03/25/2013 05:19 pm ET

Cold Sore Virus May Raise Risk Of Cognitive Problems, Study Suggests

Some potentially bad news for people who get cold sores -- the virus that causes those pesky, itchy sores might also be linked with thinking problems.

A new study in the journal Neurology shows an association between having higher infection levels in the blood and risk of cognitive problems.

"While this association needs to be further studied, the results could lead to ways to identify people at risk of cognitive impairment and eventually lower that risk," study researcher Dr. Mira Katan, M.D., of the Northern Manhattan Study at Columbia University Medical Center, said in a statement. "For example, exercise and childhood vaccinations against viruses could decrease the risk for memory problems later in life."

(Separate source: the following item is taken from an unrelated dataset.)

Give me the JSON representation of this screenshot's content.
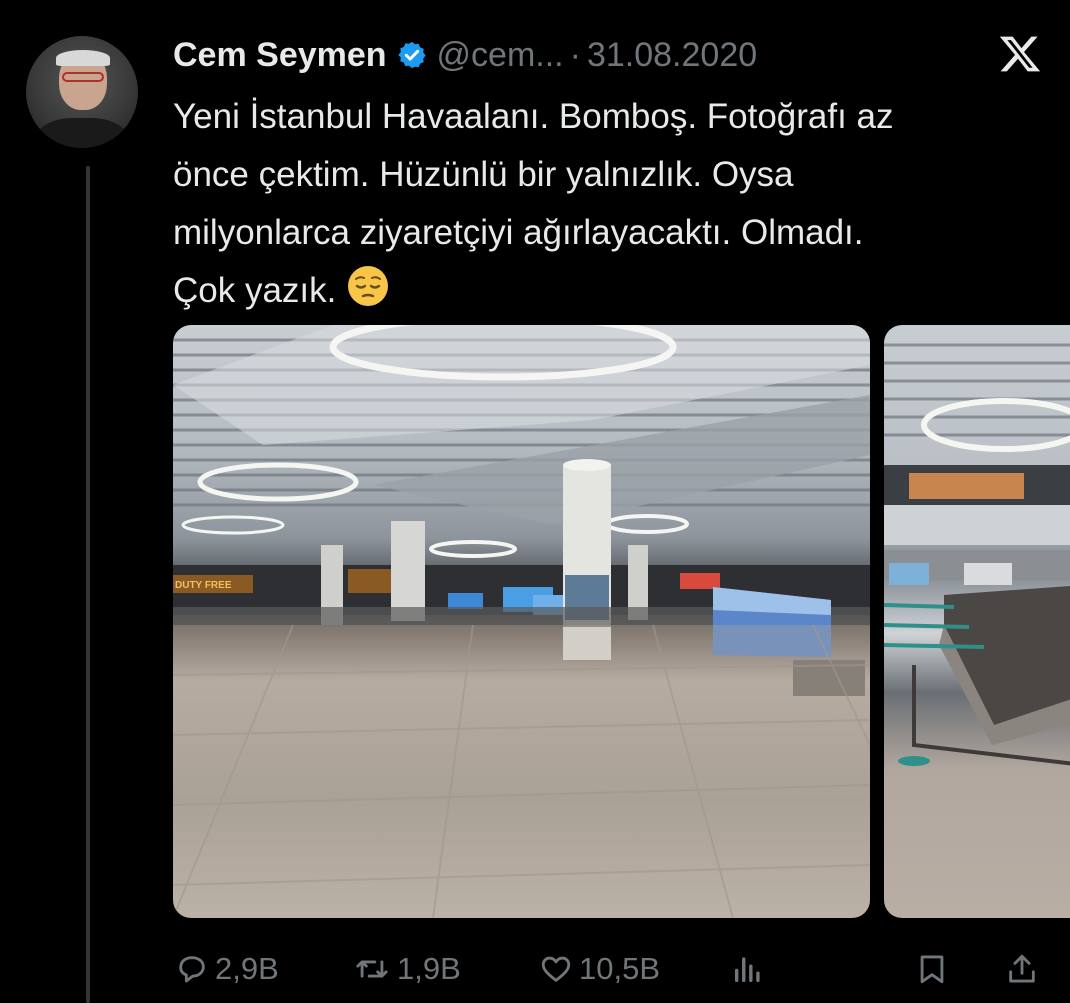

The study included 1,625 people from northern Manhattan with an average age of 69. Researchers gathered blood samples from the study participants, which were then analyzed for infection with Helicobacter pylori, chlamydia pneumoniae and herpes simplex virus (types 1 and 2; type 1 causes cold sores). The study participants also took a cognitive test called the Mini-Mental State Examination each year for an average of eight years.

Researchers found an association between infection levels in the blood (which was determined by the participants' antibody levels) and scores on the cognitive test. Specifically, people with the higher infection levels were 25 percent more likely to score low on the test, compared with people with lower infection levels.

Of course, the researchers only found an association -- not a causal relationship -- so take the findings with a grain of salt. But this isn't the first time the cold sore virus has been linked with cognitive problems. In 2010, a study in the journal Schizophrenia Research showed that exposure to the cold sore virus is linked with cognitive impairment and even brain shrinking among people with schizophrenia.

And past research has drawn a link between the cold sore-causing virus and Alzheimer's disease.